Vol. 4 No. 1 — January 2014

Essay
Feminist World-Building: Toward Future Memory
   by L. Timmel Duchamp
Poems
Down Seventh Street Road
   by Anne Sheldon

Coral Bleaching
   by Alicia Cole
Grandmother Magma
Walk to the End of the World, by Suzy McKee Charnas
   by Nisi Shawl
Reviews
The Waking Engine, by David Edison
   reviewed by Victoria Garcia

Dangerous Women. edited by George R.R. Martin & Gardner Dozois
   reviewed by Cat Rambo

Ancillary Justice, by Ann Leckie
  reviewed by Karen Burnham

The Constant Tower, by Carole McDonnell
   reviewed by Michael Ehart

The XY Conspiracy, by Lori Selke
   reviewed by Cindy Ward
Featured Artist
Kristin Kest

The Cascadia Subduction Zone

A decade into the 21st century, the world of books, the world of the arts, the world of criticism have all been caught up in violent, unpredictable change. A large part of this change has been unleashed by a continual stream of technological innovations that impact our daily lives and even our personal as well as professional relationships. Technology is changing how we read and what we read, is challenging the very forms and genres in which we write, and is making criticism and reflection more valuable and necessary than it's ever been.

Despite the many and continual changes reshaping the world of books and the arts, one factor remains constant: work by women writers is always assigned a marginal status in critical venues (except, of course, in venues that focus exclusively on work by women writers).

The CSZ aims to treat work by women as vital and central rather than marginal. What we see, what we talk about, and how we talk about it matters. Seeing, recognizing, and understanding is what makes the world we live in. And the world we live in is, itself, a sort of subduction zone writ large.

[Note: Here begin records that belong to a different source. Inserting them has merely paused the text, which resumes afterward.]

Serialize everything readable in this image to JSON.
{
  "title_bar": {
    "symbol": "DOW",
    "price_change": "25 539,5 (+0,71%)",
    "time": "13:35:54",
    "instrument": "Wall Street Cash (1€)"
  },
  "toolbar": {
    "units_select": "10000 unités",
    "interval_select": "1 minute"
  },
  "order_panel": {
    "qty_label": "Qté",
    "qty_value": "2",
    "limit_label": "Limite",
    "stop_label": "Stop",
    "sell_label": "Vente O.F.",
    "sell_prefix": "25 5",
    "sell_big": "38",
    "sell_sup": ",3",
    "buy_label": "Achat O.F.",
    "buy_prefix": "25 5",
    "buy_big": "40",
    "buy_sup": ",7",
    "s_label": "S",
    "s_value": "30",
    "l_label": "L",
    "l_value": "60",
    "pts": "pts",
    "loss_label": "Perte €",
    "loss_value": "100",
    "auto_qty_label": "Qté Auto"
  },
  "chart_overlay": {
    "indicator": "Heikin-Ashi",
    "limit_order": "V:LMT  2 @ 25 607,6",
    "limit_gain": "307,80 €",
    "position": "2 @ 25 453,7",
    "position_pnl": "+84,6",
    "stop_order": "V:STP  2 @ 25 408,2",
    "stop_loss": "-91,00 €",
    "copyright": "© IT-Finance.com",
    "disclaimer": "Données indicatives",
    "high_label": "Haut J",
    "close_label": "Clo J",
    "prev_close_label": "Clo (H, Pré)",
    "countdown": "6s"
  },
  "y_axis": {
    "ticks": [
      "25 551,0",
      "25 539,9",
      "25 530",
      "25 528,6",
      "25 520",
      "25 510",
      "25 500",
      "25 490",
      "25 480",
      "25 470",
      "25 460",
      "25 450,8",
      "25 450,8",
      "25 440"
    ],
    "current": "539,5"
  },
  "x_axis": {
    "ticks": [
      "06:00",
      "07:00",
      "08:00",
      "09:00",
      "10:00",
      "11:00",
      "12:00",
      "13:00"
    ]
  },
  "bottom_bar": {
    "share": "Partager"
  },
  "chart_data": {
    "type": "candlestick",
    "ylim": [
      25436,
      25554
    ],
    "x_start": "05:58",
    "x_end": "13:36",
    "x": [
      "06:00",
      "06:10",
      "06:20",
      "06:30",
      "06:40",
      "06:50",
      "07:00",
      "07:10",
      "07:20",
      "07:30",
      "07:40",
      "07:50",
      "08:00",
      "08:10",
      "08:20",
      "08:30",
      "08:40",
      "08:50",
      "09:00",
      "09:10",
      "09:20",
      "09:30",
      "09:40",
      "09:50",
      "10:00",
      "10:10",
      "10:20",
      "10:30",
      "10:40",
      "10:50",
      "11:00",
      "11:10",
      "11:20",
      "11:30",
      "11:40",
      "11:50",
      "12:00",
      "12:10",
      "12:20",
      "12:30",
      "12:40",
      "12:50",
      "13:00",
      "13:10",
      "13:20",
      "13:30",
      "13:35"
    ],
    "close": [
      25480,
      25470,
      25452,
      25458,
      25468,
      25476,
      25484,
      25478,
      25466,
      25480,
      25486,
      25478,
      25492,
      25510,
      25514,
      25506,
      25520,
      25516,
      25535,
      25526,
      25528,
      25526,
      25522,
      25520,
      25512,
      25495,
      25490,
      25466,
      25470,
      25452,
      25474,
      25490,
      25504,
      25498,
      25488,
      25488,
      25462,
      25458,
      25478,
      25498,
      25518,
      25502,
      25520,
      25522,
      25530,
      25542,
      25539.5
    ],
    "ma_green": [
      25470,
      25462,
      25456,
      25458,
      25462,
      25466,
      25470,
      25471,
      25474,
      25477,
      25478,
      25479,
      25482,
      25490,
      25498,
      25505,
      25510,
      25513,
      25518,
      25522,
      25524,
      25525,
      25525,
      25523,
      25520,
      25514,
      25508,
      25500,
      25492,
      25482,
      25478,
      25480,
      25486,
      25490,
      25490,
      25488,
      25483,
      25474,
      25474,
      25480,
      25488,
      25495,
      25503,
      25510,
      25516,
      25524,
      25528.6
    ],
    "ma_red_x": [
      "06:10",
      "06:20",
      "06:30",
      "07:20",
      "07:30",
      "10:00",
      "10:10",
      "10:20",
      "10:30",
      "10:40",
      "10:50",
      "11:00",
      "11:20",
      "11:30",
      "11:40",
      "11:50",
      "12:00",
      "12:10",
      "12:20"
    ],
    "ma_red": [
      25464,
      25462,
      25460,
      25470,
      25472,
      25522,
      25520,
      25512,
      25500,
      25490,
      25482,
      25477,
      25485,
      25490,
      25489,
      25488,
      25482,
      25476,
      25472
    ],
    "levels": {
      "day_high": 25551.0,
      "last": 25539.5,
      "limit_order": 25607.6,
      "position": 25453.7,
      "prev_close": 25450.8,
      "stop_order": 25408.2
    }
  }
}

“Since its launch in 2011 The Cascadia Subduction Zone has emerged as one of the best critical journals the field has to offer.”
  Jonathan McCalmont, February 18, 2013, Hugo Ballot Nomination

Occupation

Occupation